[Records for this task]
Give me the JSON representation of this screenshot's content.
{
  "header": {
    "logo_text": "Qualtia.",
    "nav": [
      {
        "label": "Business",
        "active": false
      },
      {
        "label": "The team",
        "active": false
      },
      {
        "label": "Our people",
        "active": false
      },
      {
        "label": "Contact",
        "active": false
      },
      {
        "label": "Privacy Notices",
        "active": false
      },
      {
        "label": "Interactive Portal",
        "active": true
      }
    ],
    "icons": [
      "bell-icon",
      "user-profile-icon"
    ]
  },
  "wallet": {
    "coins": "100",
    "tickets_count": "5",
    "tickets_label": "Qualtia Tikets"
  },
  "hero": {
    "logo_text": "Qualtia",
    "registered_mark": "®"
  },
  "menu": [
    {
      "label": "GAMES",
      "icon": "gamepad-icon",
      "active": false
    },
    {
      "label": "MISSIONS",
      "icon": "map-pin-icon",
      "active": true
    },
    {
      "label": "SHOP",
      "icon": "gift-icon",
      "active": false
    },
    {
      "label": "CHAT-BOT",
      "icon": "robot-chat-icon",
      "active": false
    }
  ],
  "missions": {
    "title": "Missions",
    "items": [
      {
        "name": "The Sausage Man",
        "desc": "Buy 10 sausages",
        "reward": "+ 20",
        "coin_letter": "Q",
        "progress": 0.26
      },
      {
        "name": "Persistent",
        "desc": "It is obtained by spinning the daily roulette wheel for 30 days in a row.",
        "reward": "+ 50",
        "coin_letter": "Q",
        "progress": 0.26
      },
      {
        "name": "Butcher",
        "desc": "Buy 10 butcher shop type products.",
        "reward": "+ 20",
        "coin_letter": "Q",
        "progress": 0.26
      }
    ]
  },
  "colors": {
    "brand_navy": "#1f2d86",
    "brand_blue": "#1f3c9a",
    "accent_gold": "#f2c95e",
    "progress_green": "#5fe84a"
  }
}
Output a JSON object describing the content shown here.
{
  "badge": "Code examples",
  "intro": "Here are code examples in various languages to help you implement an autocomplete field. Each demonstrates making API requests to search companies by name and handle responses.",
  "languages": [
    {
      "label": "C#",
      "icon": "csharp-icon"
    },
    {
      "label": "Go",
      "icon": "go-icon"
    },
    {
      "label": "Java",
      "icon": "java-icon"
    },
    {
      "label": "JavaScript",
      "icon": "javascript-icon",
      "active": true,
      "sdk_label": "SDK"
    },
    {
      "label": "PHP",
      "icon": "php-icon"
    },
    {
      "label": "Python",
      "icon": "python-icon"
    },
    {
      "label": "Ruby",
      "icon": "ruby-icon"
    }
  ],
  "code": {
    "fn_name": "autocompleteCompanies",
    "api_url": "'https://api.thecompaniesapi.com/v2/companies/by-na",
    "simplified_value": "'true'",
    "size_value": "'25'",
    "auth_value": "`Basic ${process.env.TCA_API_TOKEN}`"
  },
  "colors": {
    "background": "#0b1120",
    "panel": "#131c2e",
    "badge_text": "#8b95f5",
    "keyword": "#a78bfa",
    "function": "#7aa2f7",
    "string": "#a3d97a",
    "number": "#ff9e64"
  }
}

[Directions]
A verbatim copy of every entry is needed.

[The answer]
Give me the JSON representation of this screenshot's content.
{
  "header": {
    "logo_text": "Qualtia.",
    "nav": [
      {
        "label": "Business",
        "active": false
      },
      {
        "label": "The team",
        "active": false
      },
      {
        "label": "Our people",
        "active": false
      },
      {
        "label": "Contact",
        "active": false
      },
      {
        "label": "Privacy Notices",
        "active": false
      },
      {
        "label": "Interactive Portal",
        "active": true
      }
    ],
    "icons": [
      "bell-icon",
      "user-profile-icon"
    ]
  },
  "wallet": {
    "coins": "100",
    "tickets_count": "5",
    "tickets_label": "Qualtia Tikets"
  },
  "hero": {
    "logo_text": "Qualtia",
    "registered_mark": "®"
  },
  "menu": [
    {
      "label": "GAMES",
      "icon": "gamepad-icon",
      "active": false
    },
    {
      "label": "MISSIONS",
      "icon": "map-pin-icon",
      "active": true
    },
    {
      "label": "SHOP",
      "icon": "gift-icon",
      "active": false
    },
    {
      "label": "CHAT-BOT",
      "icon": "robot-chat-icon",
      "active": false
    }
  ],
  "missions": {
    "title": "Missions",
    "items": [
      {
        "name": "The Sausage Man",
        "desc": "Buy 10 sausages",
        "reward": "+ 20",
        "coin_letter": "Q",
        "progress": 0.26
      },
      {
        "name": "Persistent",
        "desc": "It is obtained by spinning the daily roulette wheel for 30 days in a row.",
        "reward": "+ 50",
        "coin_letter": "Q",
        "progress": 0.26
      },
      {
        "name": "Butcher",
        "desc": "Buy 10 butcher shop type products.",
        "reward": "+ 20",
        "coin_letter": "Q",
        "progress": 0.26
      }
    ]
  },
  "colors": {
    "brand_navy": "#1f2d86",
    "brand_blue": "#1f3c9a",
    "accent_gold": "#f2c95e",
    "progress_green": "#5fe84a"
  }
}
Output a JSON object describing the content shown here.
{
  "badge": "Code examples",
  "intro": "Here are code examples in various languages to help you implement an autocomplete field. Each demonstrates making API requests to search companies by name and handle responses.",
  "languages": [
    {
      "label": "C#",
      "icon": "csharp-icon"
    },
    {
      "label": "Go",
      "icon": "go-icon"
    },
    {
      "label": "Java",
      "icon": "java-icon"
    },
    {
      "label": "JavaScript",
      "icon": "javascript-icon",
      "active": true,
      "sdk_label": "SDK"
    },
    {
      "label": "PHP",
      "icon": "php-icon"
    },
    {
      "label": "Python",
      "icon": "python-icon"
    },
    {
      "label": "Ruby",
      "icon": "ruby-icon"
    }
  ],
  "code": {
    "fn_name": "autocompleteCompanies",
    "api_url": "'https://api.thecompaniesapi.com/v2/companies/by-na",
    "simplified_value": "'true'",
    "size_value": "'25'",
    "auth_value": "`Basic ${process.env.TCA_API_TOKEN}`"
  },
  "colors": {
    "background": "#0b1120",
    "panel": "#131c2e",
    "badge_text": "#8b95f5",
    "keyword": "#a78bfa",
    "function": "#7aa2f7",
    "string": "#a3d97a",
    "number": "#ff9e64"
  }
}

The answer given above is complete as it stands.